Each line below that contains "icon" should be counted. Give only the total.

GIVEN DATA Block Start

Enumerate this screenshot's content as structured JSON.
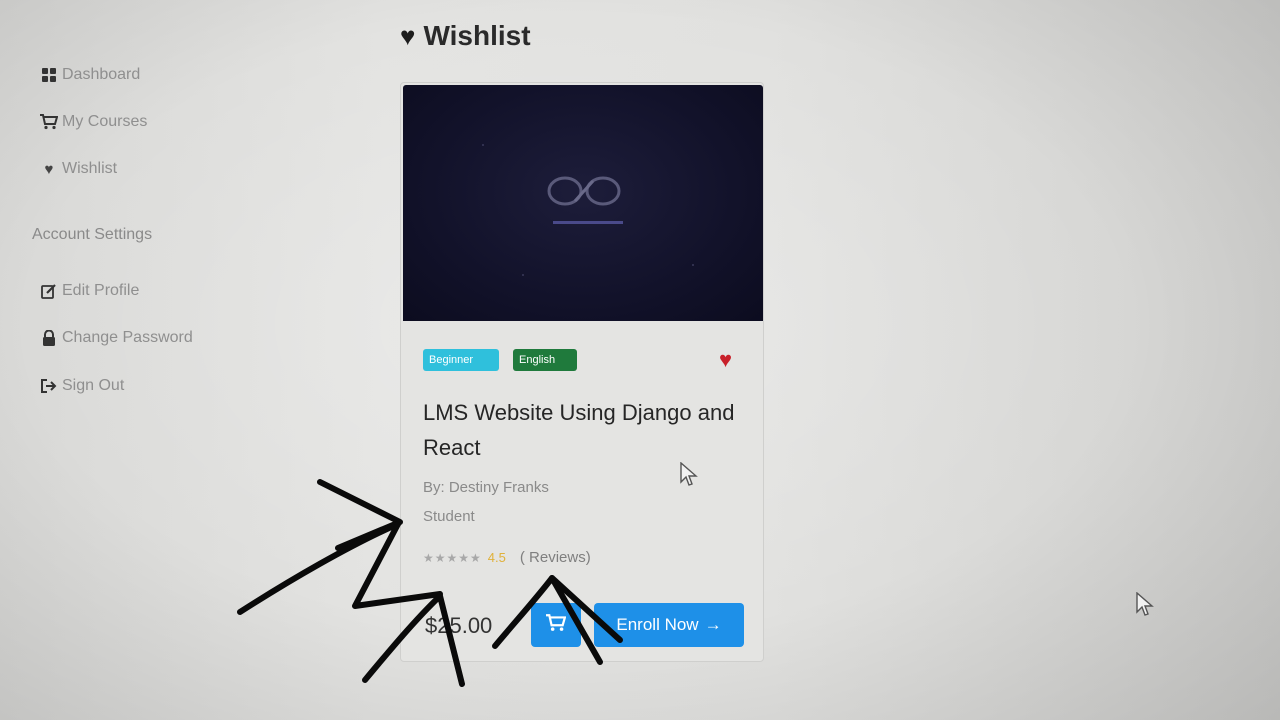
{
  "sidebar": {
    "items": [
      {
        "label": "Dashboard",
        "icon": "grid-icon"
      },
      {
        "label": "My Courses",
        "icon": "cart-icon"
      },
      {
        "label": "Wishlist",
        "icon": "heart-icon"
      }
    ],
    "account_title": "Account Settings",
    "account_items": [
      {
        "label": "Edit Profile",
        "icon": "edit-icon"
      },
      {
        "label": "Change Password",
        "icon": "lock-icon"
      },
      {
        "label": "Sign Out",
        "icon": "sign-out-icon"
      }
    ]
  },
  "page": {
    "title": "Wishlist",
    "title_icon": "heart-icon"
  },
  "course": {
    "level": "Beginner",
    "language": "English",
    "title": "LMS Website Using Django and React",
    "author": "By: Destiny Franks",
    "role": "Student",
    "stars": "★★★★★",
    "rating": "4.5",
    "reviews": "( Reviews)",
    "price": "$25.00",
    "cart_icon": "cart-icon",
    "enroll_label": "Enroll Now",
    "enroll_arrow": "→",
    "wishlist_icon": "heart-icon"
  },
  "colors": {
    "accent_blue": "#1e90e8",
    "badge_level": "#2fc0dc",
    "badge_language": "#1f7a3c",
    "heart_red": "#c8202a",
    "rating_gold": "#e0b13a"
  }
}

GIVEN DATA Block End

→ **OUTPUT FOR THIS EXERCISE**:
9